Puerto Ricans had long demanded the release of Lopez, who was sentenced to 55 years in prison for his role in a violent struggle for independence for the US island territory. Lopez had belonged to the ultranationalist Armed Forces of National Liberation, which has claimed responsibility for more than 100 bombings at public and commercial buildings in U.S. cities during the 1970s and 1980s.
The 74-year-old’s term will expire in May. The White House noted that absent a commutation, Lopez likely would have died in prison.
What about Assange?
Obama’s commutation for Manning also raised fresh questions about the future of another figure involved in the Army leaker’s case: Julian Assange.
WikiLeaks had earlier pledged, via a tweet, that its founder would agree to US extradition if Obama granted clemency to Manning.
Holed up for more than four years at the Ecuadorian Embassy in London, Assange has refused to meet prosecutors in Sweden, where he’s wanted on a rape allegation, fearing he would be extradited to the US to face espionage charges if he leaves the embassy.
Assange: "Thank you to everyone who campaigned for Chelsea Manning's clemency.
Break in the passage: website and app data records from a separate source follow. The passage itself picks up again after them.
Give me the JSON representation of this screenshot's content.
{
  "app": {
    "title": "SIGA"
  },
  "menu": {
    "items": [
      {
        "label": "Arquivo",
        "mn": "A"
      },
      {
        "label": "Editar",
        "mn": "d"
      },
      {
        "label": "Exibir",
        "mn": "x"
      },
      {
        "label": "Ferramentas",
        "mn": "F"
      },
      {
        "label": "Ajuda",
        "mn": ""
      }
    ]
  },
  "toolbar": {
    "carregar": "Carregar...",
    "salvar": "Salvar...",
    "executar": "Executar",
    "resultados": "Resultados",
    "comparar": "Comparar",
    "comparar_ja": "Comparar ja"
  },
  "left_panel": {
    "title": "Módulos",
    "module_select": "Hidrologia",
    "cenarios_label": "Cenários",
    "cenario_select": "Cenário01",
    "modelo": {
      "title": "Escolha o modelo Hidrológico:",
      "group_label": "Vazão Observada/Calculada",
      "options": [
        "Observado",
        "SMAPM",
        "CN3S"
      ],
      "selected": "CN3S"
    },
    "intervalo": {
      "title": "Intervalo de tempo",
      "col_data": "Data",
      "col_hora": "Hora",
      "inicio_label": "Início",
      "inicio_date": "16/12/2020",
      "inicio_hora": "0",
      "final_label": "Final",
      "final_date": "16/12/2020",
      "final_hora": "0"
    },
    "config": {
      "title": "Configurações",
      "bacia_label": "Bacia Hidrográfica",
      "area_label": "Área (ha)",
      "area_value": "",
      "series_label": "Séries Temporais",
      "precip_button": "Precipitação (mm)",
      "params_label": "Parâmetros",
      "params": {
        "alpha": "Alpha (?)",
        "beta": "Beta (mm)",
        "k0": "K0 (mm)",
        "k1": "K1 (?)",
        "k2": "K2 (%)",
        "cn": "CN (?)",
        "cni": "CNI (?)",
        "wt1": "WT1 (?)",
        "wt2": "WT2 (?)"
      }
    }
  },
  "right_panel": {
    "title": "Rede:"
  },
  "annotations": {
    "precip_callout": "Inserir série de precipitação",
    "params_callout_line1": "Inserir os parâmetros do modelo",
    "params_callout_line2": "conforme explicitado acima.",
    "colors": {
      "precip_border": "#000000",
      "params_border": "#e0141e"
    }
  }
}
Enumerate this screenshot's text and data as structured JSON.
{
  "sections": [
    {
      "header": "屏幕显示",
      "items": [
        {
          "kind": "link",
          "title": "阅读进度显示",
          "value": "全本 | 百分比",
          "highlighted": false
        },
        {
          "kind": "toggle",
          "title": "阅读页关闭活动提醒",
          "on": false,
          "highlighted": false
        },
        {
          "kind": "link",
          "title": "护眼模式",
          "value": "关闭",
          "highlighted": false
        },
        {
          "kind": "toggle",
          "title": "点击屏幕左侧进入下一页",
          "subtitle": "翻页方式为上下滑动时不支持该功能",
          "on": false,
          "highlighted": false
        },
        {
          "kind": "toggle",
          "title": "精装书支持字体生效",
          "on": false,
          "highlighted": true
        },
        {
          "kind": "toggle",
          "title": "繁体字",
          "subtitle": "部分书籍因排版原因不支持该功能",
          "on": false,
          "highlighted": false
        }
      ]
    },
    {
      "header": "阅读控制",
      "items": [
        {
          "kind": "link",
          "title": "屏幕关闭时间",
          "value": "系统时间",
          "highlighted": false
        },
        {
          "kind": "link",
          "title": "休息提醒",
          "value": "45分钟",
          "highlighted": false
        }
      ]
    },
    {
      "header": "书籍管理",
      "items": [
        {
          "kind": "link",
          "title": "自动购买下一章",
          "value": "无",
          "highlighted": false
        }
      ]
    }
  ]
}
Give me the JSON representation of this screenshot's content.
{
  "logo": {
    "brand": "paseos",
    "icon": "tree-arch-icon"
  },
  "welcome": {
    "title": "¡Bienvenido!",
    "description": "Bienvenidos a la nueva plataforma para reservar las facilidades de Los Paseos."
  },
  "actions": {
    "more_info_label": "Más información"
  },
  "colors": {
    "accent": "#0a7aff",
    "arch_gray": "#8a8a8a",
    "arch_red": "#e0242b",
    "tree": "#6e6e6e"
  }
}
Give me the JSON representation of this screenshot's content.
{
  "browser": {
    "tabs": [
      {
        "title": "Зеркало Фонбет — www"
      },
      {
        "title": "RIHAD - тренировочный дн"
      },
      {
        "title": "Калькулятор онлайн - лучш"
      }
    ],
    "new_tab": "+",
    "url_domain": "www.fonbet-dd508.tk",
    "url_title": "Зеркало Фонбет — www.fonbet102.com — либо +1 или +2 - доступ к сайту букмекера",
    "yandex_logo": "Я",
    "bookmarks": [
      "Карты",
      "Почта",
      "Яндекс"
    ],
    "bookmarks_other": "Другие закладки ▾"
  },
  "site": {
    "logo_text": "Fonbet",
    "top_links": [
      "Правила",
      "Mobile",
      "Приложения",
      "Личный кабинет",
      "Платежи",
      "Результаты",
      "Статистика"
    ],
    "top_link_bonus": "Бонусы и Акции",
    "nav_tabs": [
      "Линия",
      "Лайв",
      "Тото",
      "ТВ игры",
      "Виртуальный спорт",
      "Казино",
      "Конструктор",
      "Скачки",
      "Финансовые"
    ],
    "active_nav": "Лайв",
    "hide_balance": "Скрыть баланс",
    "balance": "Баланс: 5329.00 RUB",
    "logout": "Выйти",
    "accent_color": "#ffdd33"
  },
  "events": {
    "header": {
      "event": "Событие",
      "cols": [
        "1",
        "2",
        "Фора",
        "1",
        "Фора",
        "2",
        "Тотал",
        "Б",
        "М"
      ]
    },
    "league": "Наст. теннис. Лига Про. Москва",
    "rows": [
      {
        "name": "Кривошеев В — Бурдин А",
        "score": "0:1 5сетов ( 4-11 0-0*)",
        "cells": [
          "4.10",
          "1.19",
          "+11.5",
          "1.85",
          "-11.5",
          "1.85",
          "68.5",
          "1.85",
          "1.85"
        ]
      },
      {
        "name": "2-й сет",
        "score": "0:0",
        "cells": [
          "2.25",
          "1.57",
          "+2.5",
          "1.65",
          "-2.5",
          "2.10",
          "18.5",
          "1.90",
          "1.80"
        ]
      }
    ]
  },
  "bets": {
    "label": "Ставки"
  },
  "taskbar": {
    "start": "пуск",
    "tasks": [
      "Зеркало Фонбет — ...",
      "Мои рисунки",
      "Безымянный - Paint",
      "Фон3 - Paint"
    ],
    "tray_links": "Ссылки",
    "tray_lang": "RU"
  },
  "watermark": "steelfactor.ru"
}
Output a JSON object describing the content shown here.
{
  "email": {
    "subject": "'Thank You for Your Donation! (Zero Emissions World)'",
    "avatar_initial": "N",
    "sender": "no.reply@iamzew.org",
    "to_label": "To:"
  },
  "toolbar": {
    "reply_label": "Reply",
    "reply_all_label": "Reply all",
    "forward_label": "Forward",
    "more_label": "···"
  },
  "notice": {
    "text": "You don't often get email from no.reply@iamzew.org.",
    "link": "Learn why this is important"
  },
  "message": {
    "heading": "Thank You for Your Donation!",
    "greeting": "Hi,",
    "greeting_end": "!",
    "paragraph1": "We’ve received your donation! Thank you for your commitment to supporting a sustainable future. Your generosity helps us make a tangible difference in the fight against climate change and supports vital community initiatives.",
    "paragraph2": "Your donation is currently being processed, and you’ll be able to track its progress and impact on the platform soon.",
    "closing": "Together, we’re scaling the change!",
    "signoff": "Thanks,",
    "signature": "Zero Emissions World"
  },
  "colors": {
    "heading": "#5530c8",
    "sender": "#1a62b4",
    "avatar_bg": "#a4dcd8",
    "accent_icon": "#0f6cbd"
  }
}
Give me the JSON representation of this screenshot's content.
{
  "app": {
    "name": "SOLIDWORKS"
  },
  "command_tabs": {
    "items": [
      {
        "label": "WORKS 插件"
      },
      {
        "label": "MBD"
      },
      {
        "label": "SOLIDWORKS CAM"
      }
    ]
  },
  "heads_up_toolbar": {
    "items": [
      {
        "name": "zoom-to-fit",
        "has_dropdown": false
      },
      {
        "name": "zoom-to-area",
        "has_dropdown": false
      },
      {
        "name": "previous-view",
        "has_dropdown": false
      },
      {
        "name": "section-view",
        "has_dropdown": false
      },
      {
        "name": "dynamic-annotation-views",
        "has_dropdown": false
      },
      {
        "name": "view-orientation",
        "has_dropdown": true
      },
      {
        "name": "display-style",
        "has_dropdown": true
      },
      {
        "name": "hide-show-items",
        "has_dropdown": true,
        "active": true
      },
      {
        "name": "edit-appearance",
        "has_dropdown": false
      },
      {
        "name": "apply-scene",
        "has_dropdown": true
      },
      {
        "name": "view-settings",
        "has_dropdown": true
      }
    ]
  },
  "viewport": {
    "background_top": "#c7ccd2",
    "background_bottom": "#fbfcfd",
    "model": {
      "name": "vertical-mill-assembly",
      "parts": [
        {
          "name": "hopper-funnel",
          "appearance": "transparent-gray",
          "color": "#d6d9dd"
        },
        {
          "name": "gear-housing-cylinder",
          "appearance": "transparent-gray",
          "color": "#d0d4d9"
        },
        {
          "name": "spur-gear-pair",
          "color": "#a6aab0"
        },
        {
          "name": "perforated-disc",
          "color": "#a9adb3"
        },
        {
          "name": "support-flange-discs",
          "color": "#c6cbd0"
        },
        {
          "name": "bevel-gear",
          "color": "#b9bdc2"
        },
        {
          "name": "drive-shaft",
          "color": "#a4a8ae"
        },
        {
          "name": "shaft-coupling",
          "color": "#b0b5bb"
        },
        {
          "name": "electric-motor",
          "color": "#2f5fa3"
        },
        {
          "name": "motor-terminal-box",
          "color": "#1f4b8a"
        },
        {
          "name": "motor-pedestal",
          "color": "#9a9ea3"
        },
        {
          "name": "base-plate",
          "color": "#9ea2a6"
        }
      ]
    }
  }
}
Your courage & determination made the impossible possible."— WikiLeaks (@wikileaks) January 17, 2017
But the Justice Department has never announced any indictment of Assange.
WikiLeaks lawyer Melinda Taylor said US and British authorities refuse to say whether the US has requested extradition.
Though she praised the commutation for Manning, Taylor made no mention of Assange’s earlier promise to agree to extradition.
White House officials said neither Assange’s fate nor separate concerns about WikiLeaks’ role in Russian hacking of the election factored into the decision to commute Manning’s sentence.
The officials briefed reporters on condition of anonymity. (with inputs from agencies)